Psych 101

Lately I've been thinking a lot about Maslow's theory on the hierarchy of needs and self-actualization. According to Maslow’s theory, there are five levels of basic needs that must be met before we can self-actualize, that is, reach our full potential as human beings. The basic needs are: physiological, safety, love, self-esteem, and self-actualization. Once we meet the first four needs, we can begin to focus on more intellectual and spiritual pursuits to become the person we were made to be.

Most of the physiological needs must be met or life cannot exist. We need oxygen, food, water, shelter, etc. Next we need to be in secure surroundings. These two levels ensure our physical well-being. Love and then self-esteem keep our minds healthy.

Visiting Haiti last month has triggered my interest in this theory. Anyone reading my blog knows that for most Haitians, their basic needs are not met – some yes, but not most of them. Many don’t have daily meals; some resort to making a kind of mud cake to keep their stomach full when food is unavailable. Shelter is also an issue – not everyone has a place they can call home; sometimes they only have a place where they are allowed to sleep (but not always). Of course, under such conditions, safety is not guaranteed. With a poor, unstable government, the police force is almost nonexistent. Crime is rampant. There is love in Haiti but with most individuals trying to eek out a living, the philosophy is every man for himself. It is hard to love under those conditions.

And it’s hard for me to look at our society here in the United States. For the vast majority of us, all of our basic needs are met. So, according to Maslow’s theory, we should all be focused on being the best people we can be. But that doesn’t appear to be happening. The problem, as I see it, is that we keep raising the bar on what constitutes “basic” needs. The size of our homes continues to increase; we own more cars than any other country; we are weighted down with all the latest electronic gadgets; we are the most obese nation on the planet.
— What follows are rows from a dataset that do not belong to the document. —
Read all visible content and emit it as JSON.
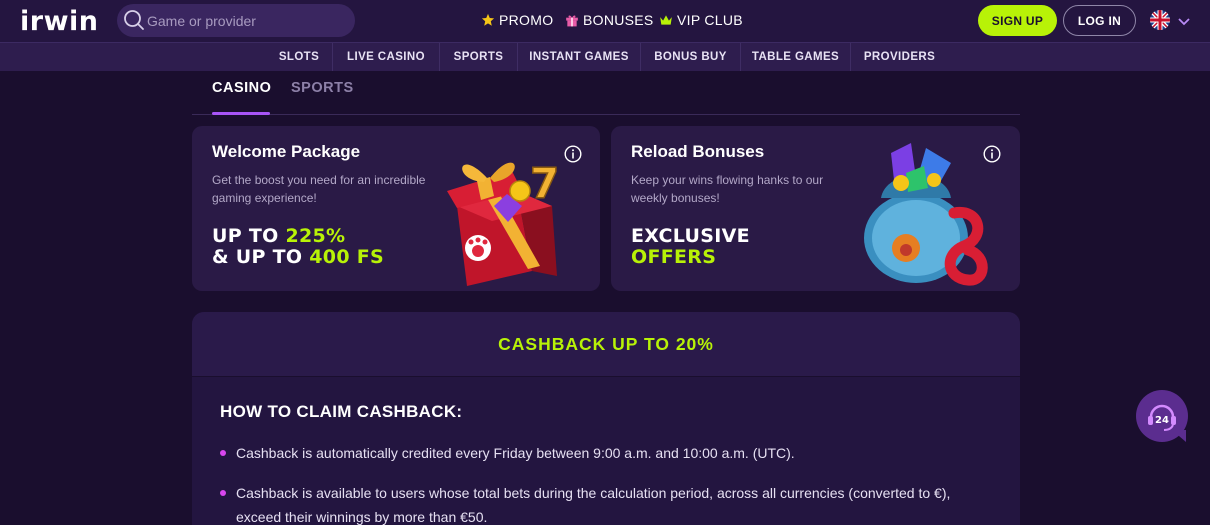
{
  "header": {
    "logo": "irwin",
    "search_placeholder": "Game or provider",
    "nav": [
      {
        "label": "PROMO",
        "icon": "star-icon"
      },
      {
        "label": "BONUSES",
        "icon": "gift-icon"
      },
      {
        "label": "VIP CLUB",
        "icon": "crown-icon"
      }
    ],
    "signup_label": "SIGN UP",
    "login_label": "LOG IN",
    "language_icon": "uk-flag-icon"
  },
  "categories": [
    "SLOTS",
    "LIVE CASINO",
    "SPORTS",
    "INSTANT GAMES",
    "BONUS BUY",
    "TABLE GAMES",
    "PROVIDERS"
  ],
  "tabs": [
    {
      "label": "CASINO",
      "active": true
    },
    {
      "label": "SPORTS",
      "active": false
    }
  ],
  "cards": [
    {
      "title": "Welcome Package",
      "description": "Get the boost you need for an incredible gaming experience!",
      "line1_prefix": "UP TO ",
      "line1_highlight": "225%",
      "line2_prefix": "& UP TO ",
      "line2_highlight": "400 FS"
    },
    {
      "title": "Reload Bonuses",
      "description": "Keep your wins flowing hanks to our weekly bonuses!",
      "line1": "EXCLUSIVE",
      "line2": "OFFERS"
    }
  ],
  "cashback": {
    "heading": "CASHBACK UP TO 20%",
    "how_title": "HOW TO CLAIM CASHBACK:",
    "bullets": [
      "Cashback is automatically credited every Friday between 9:00 a.m. and 10:00 a.m. (UTC).",
      "Cashback is available to users whose total bets during the calculation period, across all currencies (converted to €), exceed their winnings by more than €50."
    ]
  },
  "support_badge": "24",
  "colors": {
    "background": "#1a0e2e",
    "header": "#241540",
    "accent_lime": "#b8f207",
    "accent_purple": "#a855f7",
    "bullet_magenta": "#d946ef"
  }
}
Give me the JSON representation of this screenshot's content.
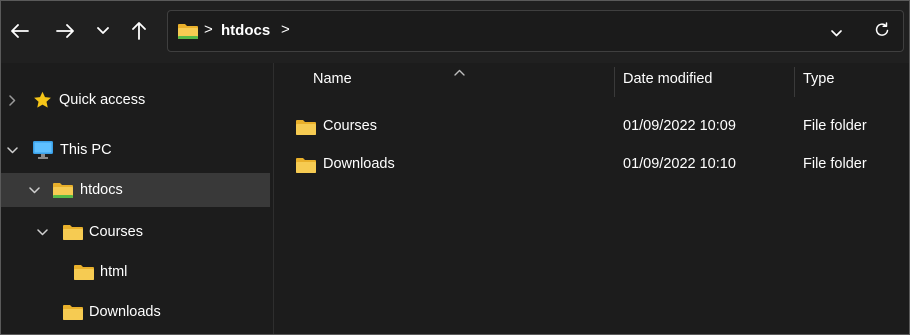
{
  "address_bar": {
    "breadcrumb": [
      "htdocs"
    ],
    "separator": ">"
  },
  "nav_icons": {
    "back": "arrow-left-icon",
    "forward": "arrow-right-icon",
    "recent": "chevron-down-icon",
    "up": "arrow-up-icon",
    "dropdown": "chevron-down-icon",
    "refresh": "refresh-icon"
  },
  "sidebar": {
    "items": [
      {
        "label": "Quick access",
        "icon": "star-icon",
        "expander": "collapsed"
      },
      {
        "label": "This PC",
        "icon": "monitor-icon",
        "expander": "expanded"
      },
      {
        "label": "htdocs",
        "icon": "folder-icon",
        "expander": "expanded",
        "selected": true
      },
      {
        "label": "Courses",
        "icon": "folder-icon",
        "expander": "expanded"
      },
      {
        "label": "html",
        "icon": "folder-icon"
      },
      {
        "label": "Downloads",
        "icon": "folder-icon"
      }
    ]
  },
  "columns": {
    "name": "Name",
    "date": "Date modified",
    "type": "Type"
  },
  "files": [
    {
      "name": "Courses",
      "date": "01/09/2022 10:09",
      "type": "File folder"
    },
    {
      "name": "Downloads",
      "date": "01/09/2022 10:10",
      "type": "File folder"
    }
  ],
  "colors": {
    "folder_yellow": "#f4c542",
    "star": "#f5c518",
    "monitor": "#3aa0e8",
    "selected_row": "#393939"
  }
}
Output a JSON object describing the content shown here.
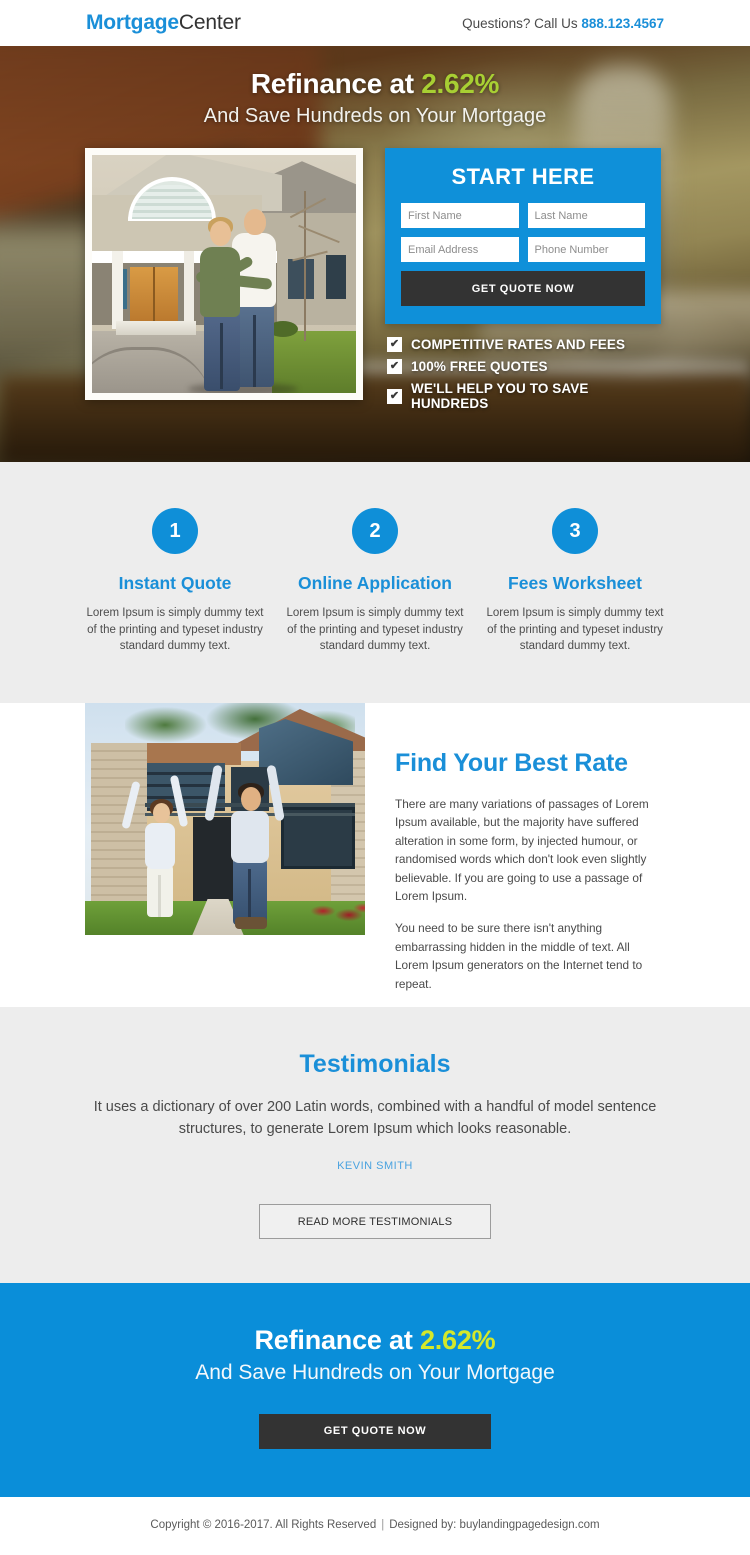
{
  "header": {
    "logo_primary": "Mortgage",
    "logo_secondary": "Center",
    "call_prefix": "Questions? Call Us ",
    "phone": "888.123.4567"
  },
  "hero": {
    "title_prefix": "Refinance at ",
    "title_rate": "2.62%",
    "subtitle": "And Save Hundreds on Your Mortgage",
    "form": {
      "title": "START HERE",
      "first_name_placeholder": "First Name",
      "last_name_placeholder": "Last Name",
      "email_placeholder": "Email Address",
      "phone_placeholder": "Phone Number",
      "submit_label": "GET QUOTE NOW"
    },
    "check_mark": "✔",
    "bullets": [
      "COMPETITIVE RATES AND FEES",
      "100% FREE QUOTES",
      "WE'LL HELP YOU TO SAVE HUNDREDS"
    ]
  },
  "steps": [
    {
      "number": "1",
      "title": "Instant Quote",
      "text": "Lorem Ipsum is simply dummy text of the printing and typeset industry standard dummy text."
    },
    {
      "number": "2",
      "title": "Online Application",
      "text": "Lorem Ipsum is simply dummy text of the printing and typeset industry standard dummy text."
    },
    {
      "number": "3",
      "title": "Fees Worksheet",
      "text": "Lorem Ipsum is simply dummy text of the printing and typeset industry standard dummy text."
    }
  ],
  "rate_section": {
    "heading": "Find Your Best Rate",
    "paragraph1": "There are many variations of passages of Lorem Ipsum available, but the majority have suffered alteration in some form, by injected humour, or randomised words which don't look even slightly believable. If you are going to use a passage of Lorem Ipsum.",
    "paragraph2": "You need to be sure there isn't anything embarrassing hidden in the middle of text. All Lorem Ipsum generators on the Internet tend to repeat."
  },
  "testimonials": {
    "heading": "Testimonials",
    "quote": "It uses a dictionary of over 200 Latin words, combined with a handful of model sentence structures, to generate Lorem Ipsum which looks reasonable.",
    "author": "KEVIN SMITH",
    "button_label": "READ MORE TESTIMONIALS"
  },
  "bottom_cta": {
    "title_prefix": "Refinance at ",
    "title_rate": "2.62%",
    "subtitle": "And Save Hundreds on Your Mortgage",
    "button_label": "GET QUOTE NOW"
  },
  "footer": {
    "copyright": "Copyright © 2016-2017. All Rights Reserved",
    "separator": "|",
    "credit": "Designed by: buylandingpagedesign.com"
  },
  "colors": {
    "brand_blue": "#1a8fd8",
    "form_blue": "#0f90d9",
    "cta_blue": "#0a8ed9",
    "hero_rate_green": "#a8cf33",
    "cta_rate_green": "#d4e82a",
    "dark_button": "#333333",
    "gray_section": "#ededed"
  }
}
Talking to people, I hear that times are tough, money is tight. Many would like to help others, but they say there’s no money in their budget. But I notice the family eats out on a regular basis; mom has her hair colored and highlighted and gets regular manicures; dad spends Saturday on the golf course; and the kids have their own cell phones. I suppose they don’t realize that sometimes the lack of $20 a month keeps a child from attending school or that a dollar a day can make the difference between living and starvation.

This post isn’t just about Haiti; it’s about human beings around the world who don’t have their basic needs met. Millions of people are dying each year of starvation and preventable diseases. And yet we continue on, raising the bar on what we feel we’re entitled to, what we consider basics. My heart breaks when I think about the suffering that is going on right now as I type this entry. In this country, what we call suffering is usually just discomfort or inconvenience. Not so for the vast majority of other nations.

I’m hoping that this rambling post will make my readers realize that their needs really are met and that we all need to move on to self-actualization, to making the world a better place. Please, take a few minutes to do research on conditions in other parts of the world and then think about what you can do to help.

1 comment:

Mamasong said...

Bravo Cherie! Entitlement is such an ugly attitude and has no place in God's upside-down kingdom of sacrificial love.